(In the brain, the prefrontal cortex is associated with higher-order activities including prioritizing, decision making and problem-solving, and the limbic system is associated with a vast range of emotional responses and the formation of long-term memories.) Reframing can be enormously, sometimes magically, successful at neutralizing stress and freeing up energy. A minor shift in how we view a situation can make a major difference in how we feel.

Of course, psychologists and philosophers have been telling us this for quite some time. Take a minute to ponder this observation from Carl Jung:

You know, it is sometimes an ideal not to have any kind of convictions or feelings that are not based upon reality. One must even educate people…that their emotions ought to have a real basis, that they cannot swear hell and damnation at somebody on a mere assumption, and that there are absolute reasons why they are not justified in doing such a thing. They really have to learn that their feelings should be based on facts.

But to [develop further] one should unlearn all that. One should even admit that all one’s psychical facts have nothing to do with material facts. For instance, the anger which you feel for somebody or something, no matter how justified it is, is not caused by those external things. It is a phenomenon all by itself. That is what we call taking a thing on its subjective level. …

If you have reached that level…you have succeeded in dissolving the absolute union of material external facts with internal or psychical facts. You begin to consider the game of the world as your game, the people that appear outside as exponents of your psychical condition. Whatever befalls you, whatever experience or adventure you have in the external world, is your own experience.

Every time we re-frame, we break one mental frame and make another one. We undermine that absolute union of material facts with psychical facts. This is what I value most about reframing. It reminds me that situations cannot compel me to feel a certain way. Situations aren’t inalienably “upsetting”, “embarrassing”, “terrifying” or “frustrating”, or for that matter “joyous”, “heartwarming”, “inspiring” or “exciting”. All of those emotional responses are valid, can be empathized with, and can be witnessed and experienced as fully as needed/wanted. But they stem from the mind itself, and are not locked to external circumstances.
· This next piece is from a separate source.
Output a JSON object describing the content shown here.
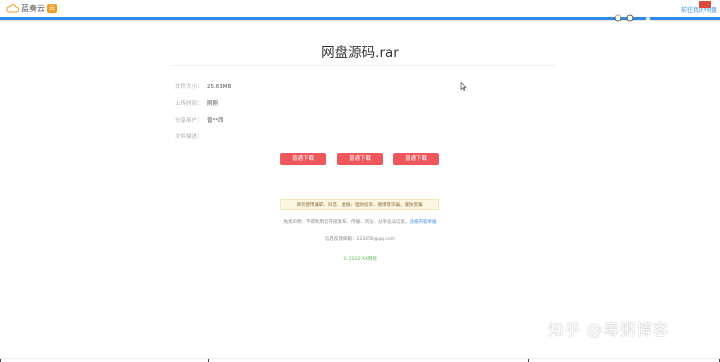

The more we practice reframing, the more we become comfortable with holding multiple frames of reference simultaneously. Holding multiple perspectives doesn’t hold us back in any fundamental way from making clear decisions. We just don’t assume that the loudest voice in our head is always the clearest one. We listen for quieter voices that may have important things to say. When we make a decision, it may well be the same (or even more sharply defined) as what we might have otherwise chosen. But there is less of our self-image trapped in the decision. If we end up winning at another’s expense, there is less of a need either to gloat or to feel guilty. And if we see wisdom in an opposing point of view, we can more readily change our mind without needing to save face.

What we gradually lose is the need to prove ourselves as being right, as well as the need to prove the imagined-or-real naysayers wrong. This opens us up to discovering deeper truths about ourselves and others.

March 18th, 2014

ETL at LOPSA-East 2014

I’ll be speaking about Enlightening Technical Leadership at the LOPSA-East Professional IT Community Conference on May 3rd:


March 4th, 2014

ETL at the IEEE/ACM IT Professional Conference

I’ll be speaking about Enlightening Technical Leadership at the IEEE/ACM IT Professional Conference on March 14th: